# Work item:
From the data, return each line holding the word "поручни".

Dataset records:
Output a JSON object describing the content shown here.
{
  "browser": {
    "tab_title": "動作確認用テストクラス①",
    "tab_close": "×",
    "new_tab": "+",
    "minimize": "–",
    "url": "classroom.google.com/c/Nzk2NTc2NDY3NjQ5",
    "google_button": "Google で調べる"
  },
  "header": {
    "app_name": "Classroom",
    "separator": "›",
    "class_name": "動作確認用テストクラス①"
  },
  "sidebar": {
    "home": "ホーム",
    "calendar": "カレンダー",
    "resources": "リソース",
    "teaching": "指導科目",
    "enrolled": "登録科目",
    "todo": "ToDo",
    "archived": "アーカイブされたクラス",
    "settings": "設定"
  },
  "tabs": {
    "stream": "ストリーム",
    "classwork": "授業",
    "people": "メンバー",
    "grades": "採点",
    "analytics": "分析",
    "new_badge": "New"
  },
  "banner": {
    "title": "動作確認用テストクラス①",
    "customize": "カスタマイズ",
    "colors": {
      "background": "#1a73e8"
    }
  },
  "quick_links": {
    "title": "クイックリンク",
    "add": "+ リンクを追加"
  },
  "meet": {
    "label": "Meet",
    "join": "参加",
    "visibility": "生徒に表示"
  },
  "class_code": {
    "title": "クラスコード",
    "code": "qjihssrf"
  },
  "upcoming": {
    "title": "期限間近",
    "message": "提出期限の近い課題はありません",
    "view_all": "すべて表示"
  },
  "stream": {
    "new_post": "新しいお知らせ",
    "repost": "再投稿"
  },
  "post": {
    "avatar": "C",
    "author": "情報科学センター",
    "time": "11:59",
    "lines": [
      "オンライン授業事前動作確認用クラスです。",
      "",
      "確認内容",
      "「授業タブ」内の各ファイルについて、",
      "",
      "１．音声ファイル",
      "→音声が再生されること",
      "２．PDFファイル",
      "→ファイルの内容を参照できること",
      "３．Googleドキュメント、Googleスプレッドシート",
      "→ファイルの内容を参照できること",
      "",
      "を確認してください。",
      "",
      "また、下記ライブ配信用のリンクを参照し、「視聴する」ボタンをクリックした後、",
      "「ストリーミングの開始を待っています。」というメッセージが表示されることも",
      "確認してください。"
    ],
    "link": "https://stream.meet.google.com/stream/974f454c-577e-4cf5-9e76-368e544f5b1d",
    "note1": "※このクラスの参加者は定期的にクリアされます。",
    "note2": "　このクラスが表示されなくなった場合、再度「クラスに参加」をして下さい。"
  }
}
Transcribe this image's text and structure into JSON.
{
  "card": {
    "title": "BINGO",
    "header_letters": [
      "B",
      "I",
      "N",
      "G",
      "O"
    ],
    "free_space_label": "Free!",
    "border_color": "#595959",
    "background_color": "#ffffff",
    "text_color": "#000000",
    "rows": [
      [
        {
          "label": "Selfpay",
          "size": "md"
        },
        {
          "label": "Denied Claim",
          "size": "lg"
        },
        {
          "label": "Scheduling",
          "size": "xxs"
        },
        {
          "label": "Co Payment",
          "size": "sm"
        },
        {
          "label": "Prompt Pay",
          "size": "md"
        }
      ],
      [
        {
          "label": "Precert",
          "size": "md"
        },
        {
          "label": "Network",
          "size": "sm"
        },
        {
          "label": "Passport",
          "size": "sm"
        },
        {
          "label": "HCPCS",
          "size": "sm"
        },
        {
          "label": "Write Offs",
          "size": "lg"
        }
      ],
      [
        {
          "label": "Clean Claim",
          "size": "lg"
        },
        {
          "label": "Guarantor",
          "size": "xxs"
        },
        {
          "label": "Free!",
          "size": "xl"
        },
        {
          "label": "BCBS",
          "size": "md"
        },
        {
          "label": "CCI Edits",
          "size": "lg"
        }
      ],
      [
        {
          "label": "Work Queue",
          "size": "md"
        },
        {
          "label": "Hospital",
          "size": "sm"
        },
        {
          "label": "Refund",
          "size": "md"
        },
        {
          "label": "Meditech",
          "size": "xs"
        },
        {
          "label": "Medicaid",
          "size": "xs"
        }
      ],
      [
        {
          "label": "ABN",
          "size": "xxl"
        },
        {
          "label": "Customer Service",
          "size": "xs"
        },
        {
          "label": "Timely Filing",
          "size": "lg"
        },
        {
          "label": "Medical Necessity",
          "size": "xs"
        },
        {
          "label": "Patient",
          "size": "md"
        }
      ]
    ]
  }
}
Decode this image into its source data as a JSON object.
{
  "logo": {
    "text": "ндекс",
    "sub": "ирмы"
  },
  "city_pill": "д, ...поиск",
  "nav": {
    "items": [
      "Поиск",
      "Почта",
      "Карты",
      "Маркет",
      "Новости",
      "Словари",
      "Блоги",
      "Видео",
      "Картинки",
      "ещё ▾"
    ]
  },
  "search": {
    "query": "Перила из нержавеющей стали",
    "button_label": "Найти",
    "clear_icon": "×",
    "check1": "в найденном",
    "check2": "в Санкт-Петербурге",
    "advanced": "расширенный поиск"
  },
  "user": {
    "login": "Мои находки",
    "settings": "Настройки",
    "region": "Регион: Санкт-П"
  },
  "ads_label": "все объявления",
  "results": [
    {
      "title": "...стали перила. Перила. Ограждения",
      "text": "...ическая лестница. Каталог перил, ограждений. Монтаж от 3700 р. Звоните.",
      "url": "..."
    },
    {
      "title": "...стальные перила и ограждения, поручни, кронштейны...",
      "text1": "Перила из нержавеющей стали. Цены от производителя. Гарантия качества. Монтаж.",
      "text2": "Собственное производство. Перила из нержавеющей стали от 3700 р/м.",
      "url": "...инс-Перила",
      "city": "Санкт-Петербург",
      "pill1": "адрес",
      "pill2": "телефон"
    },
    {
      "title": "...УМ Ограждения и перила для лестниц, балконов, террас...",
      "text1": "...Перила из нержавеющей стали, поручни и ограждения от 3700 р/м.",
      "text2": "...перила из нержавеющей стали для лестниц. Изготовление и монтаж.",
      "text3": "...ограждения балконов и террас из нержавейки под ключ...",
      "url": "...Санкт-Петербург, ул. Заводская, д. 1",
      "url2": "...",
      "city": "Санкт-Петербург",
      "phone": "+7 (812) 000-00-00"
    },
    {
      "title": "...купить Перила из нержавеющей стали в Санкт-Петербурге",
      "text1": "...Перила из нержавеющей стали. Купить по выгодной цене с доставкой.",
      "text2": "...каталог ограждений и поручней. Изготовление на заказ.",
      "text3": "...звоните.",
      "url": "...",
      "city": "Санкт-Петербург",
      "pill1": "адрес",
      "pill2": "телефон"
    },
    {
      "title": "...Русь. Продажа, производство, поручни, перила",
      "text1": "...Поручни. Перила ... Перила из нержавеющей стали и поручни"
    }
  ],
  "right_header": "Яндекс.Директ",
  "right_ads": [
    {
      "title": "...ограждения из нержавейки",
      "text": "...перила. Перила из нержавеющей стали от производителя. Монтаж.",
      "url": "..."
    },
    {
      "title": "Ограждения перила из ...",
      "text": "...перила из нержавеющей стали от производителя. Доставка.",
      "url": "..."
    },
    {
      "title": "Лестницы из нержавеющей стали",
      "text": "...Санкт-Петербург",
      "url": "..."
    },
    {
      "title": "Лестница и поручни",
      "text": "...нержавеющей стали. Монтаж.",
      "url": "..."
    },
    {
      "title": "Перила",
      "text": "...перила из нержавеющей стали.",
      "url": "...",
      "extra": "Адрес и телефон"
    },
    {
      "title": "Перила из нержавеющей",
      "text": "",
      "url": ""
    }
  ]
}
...
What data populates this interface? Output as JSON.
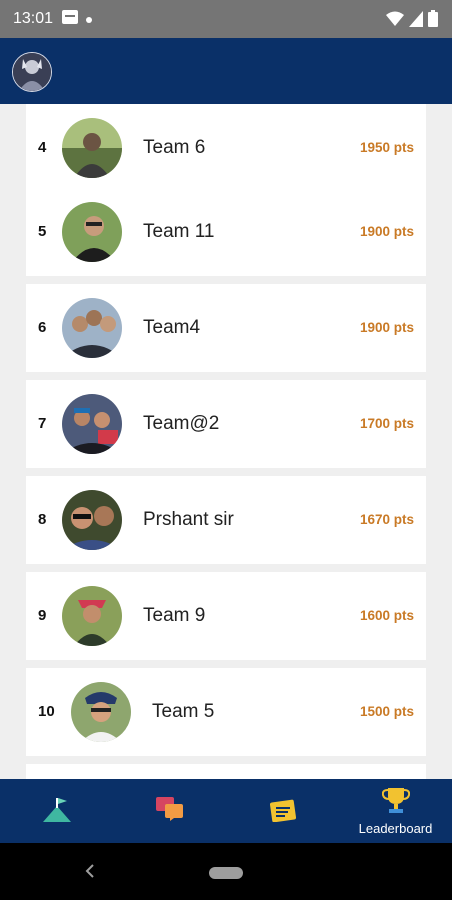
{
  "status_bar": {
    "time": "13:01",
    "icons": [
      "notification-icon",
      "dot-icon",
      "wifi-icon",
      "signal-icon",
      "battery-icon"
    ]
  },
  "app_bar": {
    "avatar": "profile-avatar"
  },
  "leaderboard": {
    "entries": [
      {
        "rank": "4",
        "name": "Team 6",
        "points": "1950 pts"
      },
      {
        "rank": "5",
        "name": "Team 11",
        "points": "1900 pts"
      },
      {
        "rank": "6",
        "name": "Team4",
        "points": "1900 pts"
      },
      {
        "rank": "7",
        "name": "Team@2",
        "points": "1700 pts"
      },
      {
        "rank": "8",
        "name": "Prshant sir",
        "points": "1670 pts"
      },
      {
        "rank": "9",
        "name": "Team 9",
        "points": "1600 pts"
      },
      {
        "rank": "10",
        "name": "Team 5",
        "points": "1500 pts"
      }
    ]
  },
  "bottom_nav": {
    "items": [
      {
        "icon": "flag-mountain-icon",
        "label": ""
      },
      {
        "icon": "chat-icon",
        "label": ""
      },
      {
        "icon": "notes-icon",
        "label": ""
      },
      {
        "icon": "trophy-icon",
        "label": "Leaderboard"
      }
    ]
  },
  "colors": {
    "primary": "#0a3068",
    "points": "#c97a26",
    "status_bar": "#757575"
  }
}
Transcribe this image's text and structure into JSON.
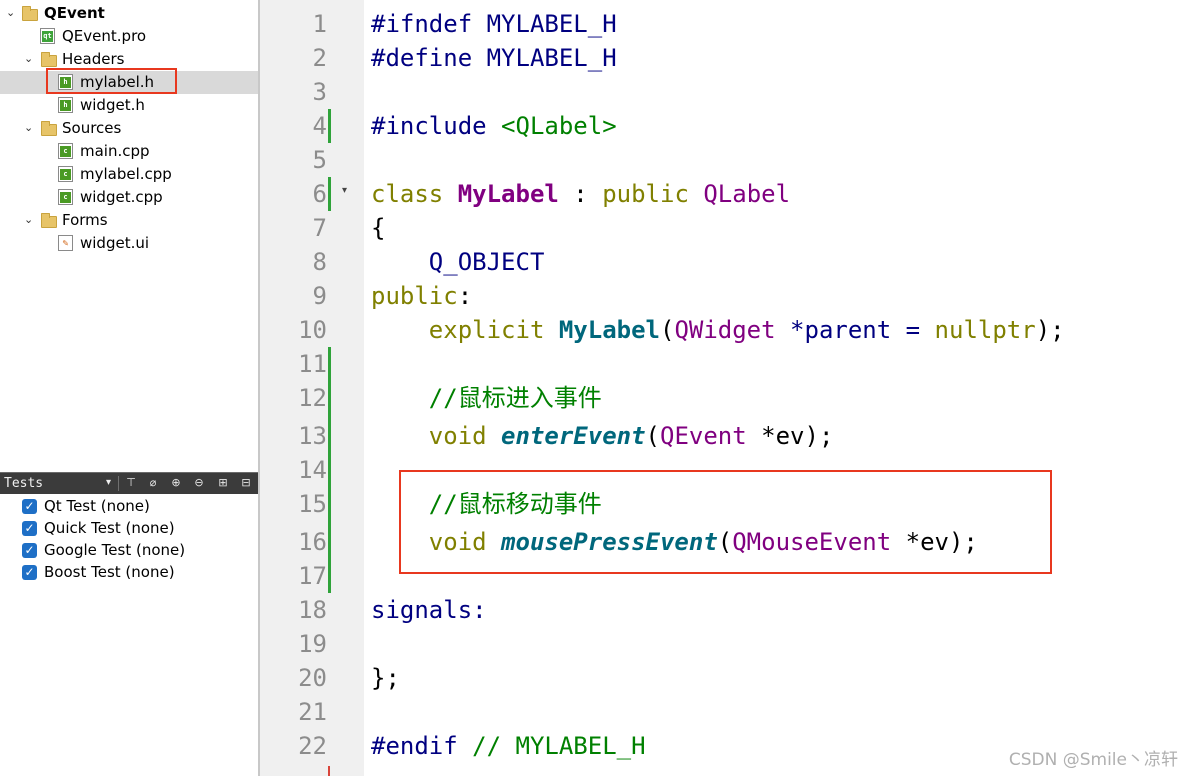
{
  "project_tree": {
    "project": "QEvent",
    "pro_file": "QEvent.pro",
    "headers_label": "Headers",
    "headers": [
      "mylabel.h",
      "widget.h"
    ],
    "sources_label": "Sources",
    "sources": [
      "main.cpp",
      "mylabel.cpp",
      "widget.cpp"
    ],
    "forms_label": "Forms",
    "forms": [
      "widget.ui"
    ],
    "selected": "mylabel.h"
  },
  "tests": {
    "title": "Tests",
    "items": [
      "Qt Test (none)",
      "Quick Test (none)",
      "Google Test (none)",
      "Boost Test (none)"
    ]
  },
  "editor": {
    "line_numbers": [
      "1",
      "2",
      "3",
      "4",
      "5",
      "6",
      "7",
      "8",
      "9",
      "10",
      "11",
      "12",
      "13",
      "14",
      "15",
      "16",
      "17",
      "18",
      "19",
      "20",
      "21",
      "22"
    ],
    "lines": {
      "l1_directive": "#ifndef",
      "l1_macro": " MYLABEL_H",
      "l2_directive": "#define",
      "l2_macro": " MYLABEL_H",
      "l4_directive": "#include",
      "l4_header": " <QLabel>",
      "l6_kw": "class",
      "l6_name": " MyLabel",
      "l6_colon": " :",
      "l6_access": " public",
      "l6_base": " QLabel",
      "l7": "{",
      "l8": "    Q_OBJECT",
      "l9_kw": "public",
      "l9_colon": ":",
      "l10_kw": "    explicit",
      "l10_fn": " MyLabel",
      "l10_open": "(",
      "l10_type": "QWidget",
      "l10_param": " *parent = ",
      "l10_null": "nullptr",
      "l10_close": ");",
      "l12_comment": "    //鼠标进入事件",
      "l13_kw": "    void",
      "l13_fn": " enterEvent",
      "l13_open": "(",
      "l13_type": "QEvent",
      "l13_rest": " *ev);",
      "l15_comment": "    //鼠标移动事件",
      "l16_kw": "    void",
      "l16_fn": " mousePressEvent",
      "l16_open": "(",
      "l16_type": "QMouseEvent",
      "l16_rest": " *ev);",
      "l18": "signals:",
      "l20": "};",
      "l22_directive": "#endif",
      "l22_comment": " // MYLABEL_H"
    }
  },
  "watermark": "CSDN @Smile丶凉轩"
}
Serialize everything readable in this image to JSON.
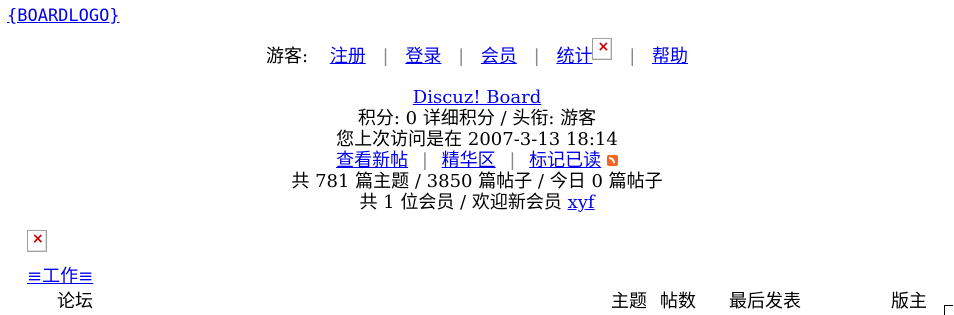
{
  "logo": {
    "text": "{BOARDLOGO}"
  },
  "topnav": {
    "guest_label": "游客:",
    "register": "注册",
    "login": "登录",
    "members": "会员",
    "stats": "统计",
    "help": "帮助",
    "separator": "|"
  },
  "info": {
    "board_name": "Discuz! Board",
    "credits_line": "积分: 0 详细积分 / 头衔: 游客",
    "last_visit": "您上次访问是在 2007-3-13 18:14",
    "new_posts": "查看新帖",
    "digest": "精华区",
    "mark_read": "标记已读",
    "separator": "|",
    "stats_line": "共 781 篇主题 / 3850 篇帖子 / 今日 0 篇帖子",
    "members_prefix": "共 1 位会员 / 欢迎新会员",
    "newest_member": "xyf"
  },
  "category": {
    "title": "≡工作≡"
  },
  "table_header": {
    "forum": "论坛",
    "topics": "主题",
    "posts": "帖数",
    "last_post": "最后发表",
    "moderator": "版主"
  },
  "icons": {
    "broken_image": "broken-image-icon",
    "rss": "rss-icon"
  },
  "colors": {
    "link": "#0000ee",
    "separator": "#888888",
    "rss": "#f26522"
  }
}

# Result below:
      "title": "...стальные перила и ограждения, поручни, кронштейны...",
      "text1": "...Перила из нержавеющей стали, поручни и ограждения от 3700 р/м.",
      "title": "...Русь. Продажа, производство, поручни, перила",
      "text1": "...Поручни. Перила ... Перила из нержавеющей стали и поручни"
      "title": "Лестница и поручни",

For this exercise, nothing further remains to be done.